I do not know who this is for, because this is not something I typically reveal or discuss, and definitely not this public. While I did not wake up this morning and say “I’m going to talk about my abortion today,” I do know that for the last couple of days–even with other possible blog posts swirling in my head–for whatever reason, God told me that there are women of faith who have crucified themselves over and over. I have, however, found myself speaking about at this at the most unexpected times with youth, colleagues, and even some men. This experience–if it did nothing else for me–keeps me so grounded and never surprised to hear anything about anyone. Even when people compliment me on my life, I always remind them that every story has a draft. I accepted that my life is a work in progress, and not an easy one to retell. But that said, I know that the enemy of breakthrough is shame. Shame will keep you crippled and worrisome for much longer than necessary. Drop the shame.
I encourage you not to bury this without facing it. It happened and you should talk with God about it, and perhaps a close friend (real close, though…I’m a fool with very little worries lol, but no need to put it out there unless you are ready). Forgive yourself, as He is willing to forgive you. And if the time ever presents itself where you can minister to another young lady (or even an older sister), then do so. Trust me, He will definitely let you know when and where to reveal it. Because ultimately our stories are to set others free.
I did say “this will be short” right? Lol. Maybe I should be a preacher 😉
You are loved. You are broken.
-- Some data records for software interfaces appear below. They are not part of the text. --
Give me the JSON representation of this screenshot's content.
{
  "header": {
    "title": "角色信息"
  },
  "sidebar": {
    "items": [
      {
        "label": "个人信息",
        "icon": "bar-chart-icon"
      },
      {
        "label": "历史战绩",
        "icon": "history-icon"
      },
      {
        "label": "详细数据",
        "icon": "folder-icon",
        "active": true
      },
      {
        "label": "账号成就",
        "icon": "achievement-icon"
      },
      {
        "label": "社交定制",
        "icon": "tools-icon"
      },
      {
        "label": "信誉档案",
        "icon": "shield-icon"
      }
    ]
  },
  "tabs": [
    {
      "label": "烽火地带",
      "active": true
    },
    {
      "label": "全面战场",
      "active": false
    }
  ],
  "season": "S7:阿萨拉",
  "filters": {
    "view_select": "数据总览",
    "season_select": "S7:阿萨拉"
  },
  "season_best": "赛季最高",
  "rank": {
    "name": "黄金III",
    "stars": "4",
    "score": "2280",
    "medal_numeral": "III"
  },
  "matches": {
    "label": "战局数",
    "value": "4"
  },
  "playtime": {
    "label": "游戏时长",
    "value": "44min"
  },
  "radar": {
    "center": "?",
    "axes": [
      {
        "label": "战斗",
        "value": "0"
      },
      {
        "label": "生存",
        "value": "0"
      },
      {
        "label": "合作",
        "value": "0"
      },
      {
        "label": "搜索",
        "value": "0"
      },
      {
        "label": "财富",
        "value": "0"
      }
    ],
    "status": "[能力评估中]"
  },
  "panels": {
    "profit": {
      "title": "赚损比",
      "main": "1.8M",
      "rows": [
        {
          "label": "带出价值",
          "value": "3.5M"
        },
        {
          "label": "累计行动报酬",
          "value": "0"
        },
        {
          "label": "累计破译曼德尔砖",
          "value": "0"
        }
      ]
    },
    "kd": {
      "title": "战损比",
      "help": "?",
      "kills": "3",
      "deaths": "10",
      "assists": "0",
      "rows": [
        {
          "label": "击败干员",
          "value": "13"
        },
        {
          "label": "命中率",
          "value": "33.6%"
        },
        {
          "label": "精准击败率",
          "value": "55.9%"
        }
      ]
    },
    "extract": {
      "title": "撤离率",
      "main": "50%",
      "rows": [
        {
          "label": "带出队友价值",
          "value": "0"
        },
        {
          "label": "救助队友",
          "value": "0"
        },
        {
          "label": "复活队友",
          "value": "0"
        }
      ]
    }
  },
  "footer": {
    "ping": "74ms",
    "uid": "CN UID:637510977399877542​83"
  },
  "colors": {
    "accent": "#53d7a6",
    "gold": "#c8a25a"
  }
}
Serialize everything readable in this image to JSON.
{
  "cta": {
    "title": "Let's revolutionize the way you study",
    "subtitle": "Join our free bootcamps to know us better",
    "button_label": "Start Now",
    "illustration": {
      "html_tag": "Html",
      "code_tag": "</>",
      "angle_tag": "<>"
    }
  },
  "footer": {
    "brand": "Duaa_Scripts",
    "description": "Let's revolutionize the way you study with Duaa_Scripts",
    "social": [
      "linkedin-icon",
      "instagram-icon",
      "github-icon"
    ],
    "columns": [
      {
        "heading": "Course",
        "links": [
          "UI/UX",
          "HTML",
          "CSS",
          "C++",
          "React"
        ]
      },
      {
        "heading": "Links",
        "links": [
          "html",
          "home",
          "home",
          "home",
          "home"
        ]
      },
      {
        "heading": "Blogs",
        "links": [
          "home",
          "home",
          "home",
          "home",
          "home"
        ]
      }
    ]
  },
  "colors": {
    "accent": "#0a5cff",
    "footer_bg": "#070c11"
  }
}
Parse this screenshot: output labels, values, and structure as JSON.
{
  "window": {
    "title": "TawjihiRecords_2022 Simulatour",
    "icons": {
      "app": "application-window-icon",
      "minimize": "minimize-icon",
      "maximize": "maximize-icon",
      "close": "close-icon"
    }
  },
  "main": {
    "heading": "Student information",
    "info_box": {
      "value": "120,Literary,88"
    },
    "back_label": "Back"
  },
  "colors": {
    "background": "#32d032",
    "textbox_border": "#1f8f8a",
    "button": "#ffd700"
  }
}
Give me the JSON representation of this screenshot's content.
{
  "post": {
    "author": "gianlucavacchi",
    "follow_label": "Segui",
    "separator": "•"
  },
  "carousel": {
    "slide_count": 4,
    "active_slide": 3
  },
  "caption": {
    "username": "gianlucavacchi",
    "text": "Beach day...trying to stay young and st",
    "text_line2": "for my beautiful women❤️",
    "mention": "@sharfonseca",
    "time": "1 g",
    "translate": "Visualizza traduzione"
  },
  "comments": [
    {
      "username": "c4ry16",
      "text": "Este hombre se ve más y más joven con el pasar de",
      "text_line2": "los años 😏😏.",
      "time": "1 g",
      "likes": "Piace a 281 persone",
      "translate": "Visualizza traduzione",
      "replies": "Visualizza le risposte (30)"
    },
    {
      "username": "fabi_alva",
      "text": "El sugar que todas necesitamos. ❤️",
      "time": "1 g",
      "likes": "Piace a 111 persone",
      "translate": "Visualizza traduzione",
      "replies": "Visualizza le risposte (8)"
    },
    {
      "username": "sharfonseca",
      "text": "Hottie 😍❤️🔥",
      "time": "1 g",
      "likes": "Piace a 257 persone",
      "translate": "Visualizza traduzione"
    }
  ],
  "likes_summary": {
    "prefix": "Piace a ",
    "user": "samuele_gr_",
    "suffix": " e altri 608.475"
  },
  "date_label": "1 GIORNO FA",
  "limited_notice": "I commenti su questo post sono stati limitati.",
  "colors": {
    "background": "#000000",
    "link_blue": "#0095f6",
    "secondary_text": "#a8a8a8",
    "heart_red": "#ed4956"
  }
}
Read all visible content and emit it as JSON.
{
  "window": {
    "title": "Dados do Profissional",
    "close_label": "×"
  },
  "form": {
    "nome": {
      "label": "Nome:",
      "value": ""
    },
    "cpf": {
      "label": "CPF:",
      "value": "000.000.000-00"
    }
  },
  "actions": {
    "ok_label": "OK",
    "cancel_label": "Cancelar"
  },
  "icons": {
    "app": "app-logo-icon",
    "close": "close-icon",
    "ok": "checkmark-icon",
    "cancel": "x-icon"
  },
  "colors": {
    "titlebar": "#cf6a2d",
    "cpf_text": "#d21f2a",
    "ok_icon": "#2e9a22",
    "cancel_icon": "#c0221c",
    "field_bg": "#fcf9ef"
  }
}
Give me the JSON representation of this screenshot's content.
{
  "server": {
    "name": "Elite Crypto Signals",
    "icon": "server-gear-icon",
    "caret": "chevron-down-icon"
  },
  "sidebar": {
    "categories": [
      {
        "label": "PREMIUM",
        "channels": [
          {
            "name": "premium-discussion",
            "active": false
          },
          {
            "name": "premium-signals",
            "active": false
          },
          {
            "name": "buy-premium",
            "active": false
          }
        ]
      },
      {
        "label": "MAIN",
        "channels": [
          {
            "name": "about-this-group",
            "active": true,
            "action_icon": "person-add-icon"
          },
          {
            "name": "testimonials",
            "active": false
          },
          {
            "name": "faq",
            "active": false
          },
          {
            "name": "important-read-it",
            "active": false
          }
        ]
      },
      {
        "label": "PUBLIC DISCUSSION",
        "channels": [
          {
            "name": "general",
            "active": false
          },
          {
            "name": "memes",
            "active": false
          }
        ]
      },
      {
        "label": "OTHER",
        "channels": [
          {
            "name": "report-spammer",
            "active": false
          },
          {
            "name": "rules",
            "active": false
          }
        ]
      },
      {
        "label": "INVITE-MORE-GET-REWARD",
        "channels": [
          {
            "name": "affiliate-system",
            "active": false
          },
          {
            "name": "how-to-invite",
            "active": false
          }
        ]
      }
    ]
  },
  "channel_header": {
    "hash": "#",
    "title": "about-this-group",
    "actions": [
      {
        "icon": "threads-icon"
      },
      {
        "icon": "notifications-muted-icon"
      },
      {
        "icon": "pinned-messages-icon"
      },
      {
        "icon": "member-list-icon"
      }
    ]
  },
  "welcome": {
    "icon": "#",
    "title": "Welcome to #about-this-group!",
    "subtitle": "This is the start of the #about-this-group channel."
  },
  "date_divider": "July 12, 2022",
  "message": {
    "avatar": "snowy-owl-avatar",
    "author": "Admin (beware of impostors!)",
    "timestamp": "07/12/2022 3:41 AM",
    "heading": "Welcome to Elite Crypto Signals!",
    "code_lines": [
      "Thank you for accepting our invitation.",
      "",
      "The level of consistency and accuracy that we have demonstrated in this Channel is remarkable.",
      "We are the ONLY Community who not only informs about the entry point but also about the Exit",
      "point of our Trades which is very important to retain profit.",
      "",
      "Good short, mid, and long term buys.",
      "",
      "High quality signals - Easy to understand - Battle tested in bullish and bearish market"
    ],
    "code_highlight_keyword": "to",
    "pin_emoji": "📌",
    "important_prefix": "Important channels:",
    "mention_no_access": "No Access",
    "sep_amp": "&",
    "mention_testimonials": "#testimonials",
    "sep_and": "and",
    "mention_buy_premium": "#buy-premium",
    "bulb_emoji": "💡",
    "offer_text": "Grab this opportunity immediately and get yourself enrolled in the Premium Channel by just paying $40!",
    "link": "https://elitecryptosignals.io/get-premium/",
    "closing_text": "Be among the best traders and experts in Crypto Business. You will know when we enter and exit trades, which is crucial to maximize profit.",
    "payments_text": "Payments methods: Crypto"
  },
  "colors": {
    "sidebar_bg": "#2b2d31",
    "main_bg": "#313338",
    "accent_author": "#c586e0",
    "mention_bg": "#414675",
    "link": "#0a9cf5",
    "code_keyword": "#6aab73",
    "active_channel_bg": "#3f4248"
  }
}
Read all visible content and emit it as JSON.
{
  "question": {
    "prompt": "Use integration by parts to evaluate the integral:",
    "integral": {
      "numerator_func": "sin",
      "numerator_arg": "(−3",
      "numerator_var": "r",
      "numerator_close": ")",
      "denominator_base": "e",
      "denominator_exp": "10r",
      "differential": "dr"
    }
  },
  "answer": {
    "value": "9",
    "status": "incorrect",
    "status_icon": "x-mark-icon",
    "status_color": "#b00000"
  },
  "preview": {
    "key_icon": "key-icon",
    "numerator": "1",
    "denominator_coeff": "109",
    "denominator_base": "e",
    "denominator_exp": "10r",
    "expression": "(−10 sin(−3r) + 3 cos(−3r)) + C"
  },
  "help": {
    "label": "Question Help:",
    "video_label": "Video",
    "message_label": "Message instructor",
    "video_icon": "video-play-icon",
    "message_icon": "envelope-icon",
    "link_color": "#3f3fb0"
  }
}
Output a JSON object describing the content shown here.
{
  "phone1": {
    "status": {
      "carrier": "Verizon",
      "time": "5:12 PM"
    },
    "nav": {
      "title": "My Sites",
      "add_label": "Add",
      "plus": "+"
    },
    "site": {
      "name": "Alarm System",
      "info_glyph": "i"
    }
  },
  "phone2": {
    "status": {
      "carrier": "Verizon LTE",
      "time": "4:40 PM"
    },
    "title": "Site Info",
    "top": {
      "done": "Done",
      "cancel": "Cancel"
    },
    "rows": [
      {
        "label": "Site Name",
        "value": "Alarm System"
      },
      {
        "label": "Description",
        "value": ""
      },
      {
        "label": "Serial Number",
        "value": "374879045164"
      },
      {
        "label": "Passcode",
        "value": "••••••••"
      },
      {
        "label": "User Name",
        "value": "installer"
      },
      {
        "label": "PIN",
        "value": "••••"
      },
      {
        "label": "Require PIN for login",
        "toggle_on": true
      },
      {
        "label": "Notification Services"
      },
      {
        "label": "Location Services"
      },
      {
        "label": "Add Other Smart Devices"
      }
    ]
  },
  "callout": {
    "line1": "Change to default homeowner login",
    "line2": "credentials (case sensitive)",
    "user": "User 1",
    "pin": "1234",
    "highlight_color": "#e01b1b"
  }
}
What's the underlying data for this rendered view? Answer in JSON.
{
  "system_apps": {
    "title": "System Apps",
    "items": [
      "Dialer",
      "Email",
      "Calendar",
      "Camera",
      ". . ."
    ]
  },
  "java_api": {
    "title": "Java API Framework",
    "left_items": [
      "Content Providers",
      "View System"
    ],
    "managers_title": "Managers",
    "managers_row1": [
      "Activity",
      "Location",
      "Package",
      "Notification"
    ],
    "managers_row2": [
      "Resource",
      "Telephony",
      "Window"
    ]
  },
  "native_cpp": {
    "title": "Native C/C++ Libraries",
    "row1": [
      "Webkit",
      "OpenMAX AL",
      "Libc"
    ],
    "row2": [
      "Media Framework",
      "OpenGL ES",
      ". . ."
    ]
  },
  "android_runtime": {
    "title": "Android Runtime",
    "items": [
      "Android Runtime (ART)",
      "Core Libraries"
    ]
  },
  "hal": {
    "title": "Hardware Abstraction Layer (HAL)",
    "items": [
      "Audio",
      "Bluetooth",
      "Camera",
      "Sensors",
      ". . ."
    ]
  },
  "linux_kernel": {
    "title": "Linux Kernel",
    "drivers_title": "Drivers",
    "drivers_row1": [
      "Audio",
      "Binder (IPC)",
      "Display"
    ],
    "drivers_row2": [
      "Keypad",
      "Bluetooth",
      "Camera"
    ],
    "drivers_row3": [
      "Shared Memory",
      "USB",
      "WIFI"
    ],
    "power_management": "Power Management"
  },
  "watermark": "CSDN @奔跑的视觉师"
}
You can be whole.
(Your sin is not the greatest in the world by the way: read Romans 3, and don’t be discouraged by Paul’s wording…He can get into himself sometimes lol. But don’t leave without reading verses 21-26.)